YOUR GOAL:
Every line below must be given again exactly.

==============================

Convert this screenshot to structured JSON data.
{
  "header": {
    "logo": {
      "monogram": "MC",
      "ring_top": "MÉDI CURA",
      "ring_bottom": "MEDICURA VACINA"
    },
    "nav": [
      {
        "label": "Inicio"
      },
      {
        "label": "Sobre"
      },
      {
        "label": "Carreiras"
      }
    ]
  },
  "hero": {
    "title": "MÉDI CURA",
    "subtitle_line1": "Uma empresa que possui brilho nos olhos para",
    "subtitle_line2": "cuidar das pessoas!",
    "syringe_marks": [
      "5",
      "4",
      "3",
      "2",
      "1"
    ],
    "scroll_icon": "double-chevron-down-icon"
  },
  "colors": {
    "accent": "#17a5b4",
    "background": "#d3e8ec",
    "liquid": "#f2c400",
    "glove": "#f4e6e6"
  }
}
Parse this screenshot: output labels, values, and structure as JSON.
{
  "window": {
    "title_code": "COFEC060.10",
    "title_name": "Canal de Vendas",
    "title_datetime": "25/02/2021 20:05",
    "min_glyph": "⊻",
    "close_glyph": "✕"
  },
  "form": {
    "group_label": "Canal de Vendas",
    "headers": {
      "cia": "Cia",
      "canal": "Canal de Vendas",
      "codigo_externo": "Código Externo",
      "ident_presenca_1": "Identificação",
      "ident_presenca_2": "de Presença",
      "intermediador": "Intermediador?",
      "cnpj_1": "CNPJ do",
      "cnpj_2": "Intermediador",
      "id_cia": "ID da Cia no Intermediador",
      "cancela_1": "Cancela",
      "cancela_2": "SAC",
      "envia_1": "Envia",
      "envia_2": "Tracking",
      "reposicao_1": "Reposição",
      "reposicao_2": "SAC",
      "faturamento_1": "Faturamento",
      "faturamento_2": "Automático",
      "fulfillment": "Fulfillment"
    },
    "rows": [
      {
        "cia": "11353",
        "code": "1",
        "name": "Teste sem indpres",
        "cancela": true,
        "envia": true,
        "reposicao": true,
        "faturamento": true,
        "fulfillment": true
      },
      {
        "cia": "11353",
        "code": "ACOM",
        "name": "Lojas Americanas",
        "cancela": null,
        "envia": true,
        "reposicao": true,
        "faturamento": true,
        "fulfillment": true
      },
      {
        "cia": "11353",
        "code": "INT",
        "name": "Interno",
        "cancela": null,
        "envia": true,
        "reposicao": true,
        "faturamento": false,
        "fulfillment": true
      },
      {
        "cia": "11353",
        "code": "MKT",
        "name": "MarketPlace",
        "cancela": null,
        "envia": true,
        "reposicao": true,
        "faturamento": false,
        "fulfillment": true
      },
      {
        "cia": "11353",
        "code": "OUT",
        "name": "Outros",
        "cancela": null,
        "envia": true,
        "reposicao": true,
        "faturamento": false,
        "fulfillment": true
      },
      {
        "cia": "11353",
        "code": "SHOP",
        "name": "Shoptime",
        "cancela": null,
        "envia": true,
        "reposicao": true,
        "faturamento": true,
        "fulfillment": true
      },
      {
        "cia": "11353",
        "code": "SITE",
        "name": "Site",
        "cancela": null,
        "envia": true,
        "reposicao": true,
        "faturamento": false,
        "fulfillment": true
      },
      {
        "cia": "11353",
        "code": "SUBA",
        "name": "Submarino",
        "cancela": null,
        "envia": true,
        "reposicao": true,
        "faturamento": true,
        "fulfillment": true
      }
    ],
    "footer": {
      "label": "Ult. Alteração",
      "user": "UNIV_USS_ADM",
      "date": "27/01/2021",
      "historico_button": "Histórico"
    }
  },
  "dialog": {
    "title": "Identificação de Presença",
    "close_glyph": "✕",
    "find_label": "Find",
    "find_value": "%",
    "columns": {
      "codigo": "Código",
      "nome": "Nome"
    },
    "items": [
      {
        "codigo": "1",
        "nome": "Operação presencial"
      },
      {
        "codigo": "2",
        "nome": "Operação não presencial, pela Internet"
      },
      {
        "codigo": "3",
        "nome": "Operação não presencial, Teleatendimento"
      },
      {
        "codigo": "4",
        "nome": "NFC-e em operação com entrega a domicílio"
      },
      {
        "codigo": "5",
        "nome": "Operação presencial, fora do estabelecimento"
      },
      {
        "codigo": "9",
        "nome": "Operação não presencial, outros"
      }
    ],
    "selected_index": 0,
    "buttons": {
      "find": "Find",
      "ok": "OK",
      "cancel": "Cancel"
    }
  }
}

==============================

SOLUTION FOR THIS PROBLEM:
Convert this screenshot to structured JSON data.
{
  "header": {
    "logo": {
      "monogram": "MC",
      "ring_top": "MÉDI CURA",
      "ring_bottom": "MEDICURA VACINA"
    },
    "nav": [
      {
        "label": "Inicio"
      },
      {
        "label": "Sobre"
      },
      {
        "label": "Carreiras"
      }
    ]
  },
  "hero": {
    "title": "MÉDI CURA",
    "subtitle_line1": "Uma empresa que possui brilho nos olhos para",
    "subtitle_line2": "cuidar das pessoas!",
    "syringe_marks": [
      "5",
      "4",
      "3",
      "2",
      "1"
    ],
    "scroll_icon": "double-chevron-down-icon"
  },
  "colors": {
    "accent": "#17a5b4",
    "background": "#d3e8ec",
    "liquid": "#f2c400",
    "glove": "#f4e6e6"
  }
}
Parse this screenshot: output labels, values, and structure as JSON.
{
  "window": {
    "title_code": "COFEC060.10",
    "title_name": "Canal de Vendas",
    "title_datetime": "25/02/2021 20:05",
    "min_glyph": "⊻",
    "close_glyph": "✕"
  },
  "form": {
    "group_label": "Canal de Vendas",
    "headers": {
      "cia": "Cia",
      "canal": "Canal de Vendas",
      "codigo_externo": "Código Externo",
      "ident_presenca_1": "Identificação",
      "ident_presenca_2": "de Presença",
      "intermediador": "Intermediador?",
      "cnpj_1": "CNPJ do",
      "cnpj_2": "Intermediador",
      "id_cia": "ID da Cia no Intermediador",
      "cancela_1": "Cancela",
      "cancela_2": "SAC",
      "envia_1": "Envia",
      "envia_2": "Tracking",
      "reposicao_1": "Reposição",
      "reposicao_2": "SAC",
      "faturamento_1": "Faturamento",
      "faturamento_2": "Automático",
      "fulfillment": "Fulfillment"
    },
    "rows": [
      {
        "cia": "11353",
        "code": "1",
        "name": "Teste sem indpres",
        "cancela": true,
        "envia": true,
        "reposicao": true,
        "faturamento": true,
        "fulfillment": true
      },
      {
        "cia": "11353",
        "code": "ACOM",
        "name": "Lojas Americanas",
        "cancela": null,
        "envia": true,
        "reposicao": true,
        "faturamento": true,
        "fulfillment": true
      },
      {
        "cia": "11353",
        "code": "INT",
        "name": "Interno",
        "cancela": null,
        "envia": true,
        "reposicao": true,
        "faturamento": false,
        "fulfillment": true
      },
      {
        "cia": "11353",
        "code": "MKT",
        "name": "MarketPlace",
        "cancela": null,
        "envia": true,
        "reposicao": true,
        "faturamento": false,
        "fulfillment": true
      },
      {
        "cia": "11353",
        "code": "OUT",
        "name": "Outros",
        "cancela": null,
        "envia": true,
        "reposicao": true,
        "faturamento": false,
        "fulfillment": true
      },
      {
        "cia": "11353",
        "code": "SHOP",
        "name": "Shoptime",
        "cancela": null,
        "envia": true,
        "reposicao": true,
        "faturamento": true,
        "fulfillment": true
      },
      {
        "cia": "11353",
        "code": "SITE",
        "name": "Site",
        "cancela": null,
        "envia": true,
        "reposicao": true,
        "faturamento": false,
        "fulfillment": true
      },
      {
        "cia": "11353",
        "code": "SUBA",
        "name": "Submarino",
        "cancela": null,
        "envia": true,
        "reposicao": true,
        "faturamento": true,
        "fulfillment": true
      }
    ],
    "footer": {
      "label": "Ult. Alteração",
      "user": "UNIV_USS_ADM",
      "date": "27/01/2021",
      "historico_button": "Histórico"
    }
  },
  "dialog": {
    "title": "Identificação de Presença",
    "close_glyph": "✕",
    "find_label": "Find",
    "find_value": "%",
    "columns": {
      "codigo": "Código",
      "nome": "Nome"
    },
    "items": [
      {
        "codigo": "1",
        "nome": "Operação presencial"
      },
      {
        "codigo": "2",
        "nome": "Operação não presencial, pela Internet"
      },
      {
        "codigo": "3",
        "nome": "Operação não presencial, Teleatendimento"
      },
      {
        "codigo": "4",
        "nome": "NFC-e em operação com entrega a domicílio"
      },
      {
        "codigo": "5",
        "nome": "Operação presencial, fora do estabelecimento"
      },
      {
        "codigo": "9",
        "nome": "Operação não presencial, outros"
      }
    ],
    "selected_index": 0,
    "buttons": {
      "find": "Find",
      "ok": "OK",
      "cancel": "Cancel"
    }
  }
}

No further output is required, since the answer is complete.